GLAAD and Nielsen Panel at SXSW Doubles Down on Data to Serve LGBTQ Audiences


On the second day of SXSW 2023, Nielsen and GLAAD hosted the panel "How Will TV Evolve for the Queerest Generation Yet."

Stacie M. deArmas, Nielsen's SVP of Diverse Insights and Initiatives, moderated the discussion with panelists Nneka Onuorah, Emmy Award-Winning Director for Lizzo's Watch Out for the Big Grrrls, Brian Michael Smith, actor on FOX's 9-1-1 Lone Star, and Alex Schmider, film producer and GLAAD's Director of Transgender Representation. 

The conversation covered each of the three panelist's unique journeys in storytelling, motivated in many ways by the lack of representation for their own life experiences on screen.

Onuorah spoke about the impetus for directing her film Same Difference which was nominated for a GLAAD Media Award in 2015, commentating on the rigid gender roles and expectations lesbian women of color contend with even from within the community, while Smith spoke about his work as an educator encouraging young people to pursue their passions and, in doing so, recognized that meant he needed to commit to acting full-time.

Schmider described how both hypervisibility of certain narratives compared side-by-side with the invisibility of others informs how LGBTQ people feel about themselves and how the world views the community--audiences internalize the images they see and it takes work to unlearn misrepresentations. 

deArmas added that the industry should also be considering expectations from younger consumers from a business perspective, citing data Nielsen released in 2021, showcasing LGBTQ audiences (who make up 7.1% of the American population with about 20% of Gen Z as identifying as part of the community) as social media bellwethers, overindexing for "use of almost all digital content delivery platforms." 

Schmider teased the next Where We Are on TV Report that will be released in the coming weeks from GLAAD which, year over year, evaluates the quantity and quality of LGBTQ stories on television, and reiterated that especially for young viewers, they expect to see the world they live in reflected in the content they consume which therefore includes LGBTQ people. 

The conversation also branched into the different personal introspections and approaches Onuorah, Smith, and Schmider take in their own projects, encouraging content creators and consumers to think and create critically with a mindfulness for how stories on television and across screens have real-world consequences on the communities portrayed. 

A thematic thread through the dialogue was about imagining outside stories seen before, even by LGBTQ people themselves, and not giving up simply because a story doesn't fit into a prescriptive studio mandate, familiar template, or preset LGBTQ story formula. 

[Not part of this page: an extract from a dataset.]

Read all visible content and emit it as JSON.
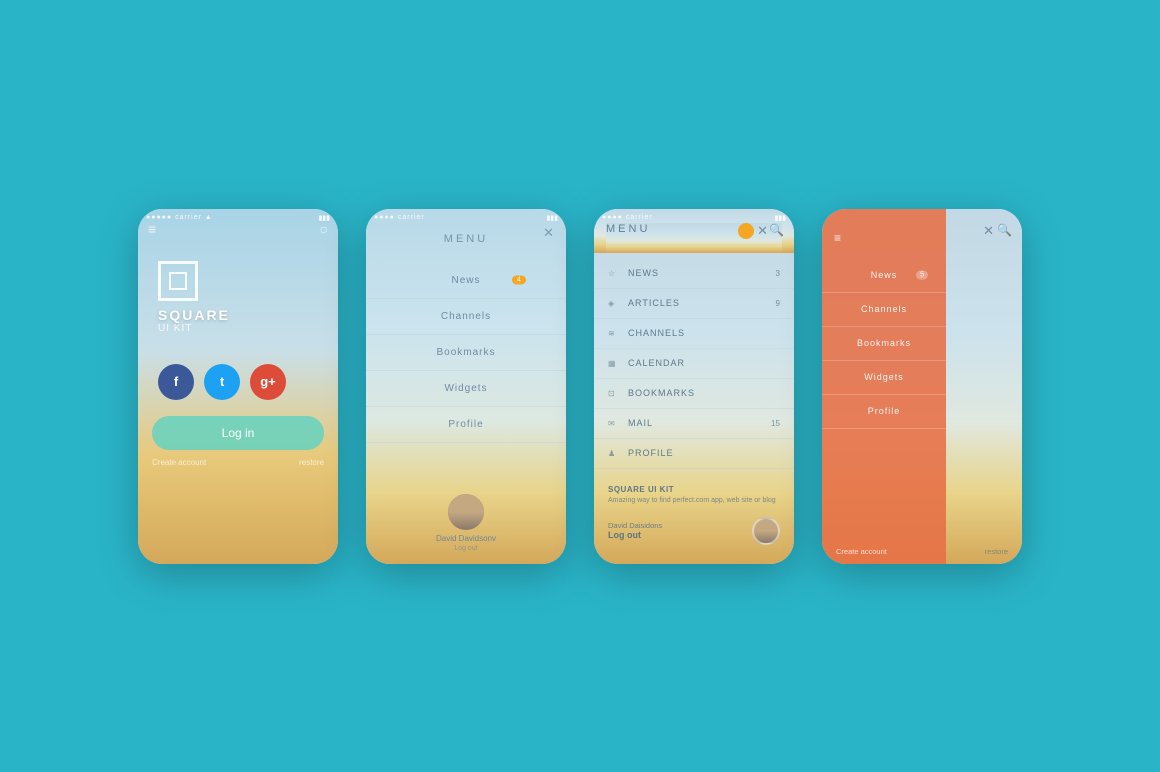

Though the three panelists challenged the entertainment industry to take their culture shaping power into account when deciding on which stories get told and by who, they also spoke to the capability for creators to just go make work and not give up even when the stories they are championing are ahead of their time. 

The panel was attended by over a hundred people and was followed by a Q&A.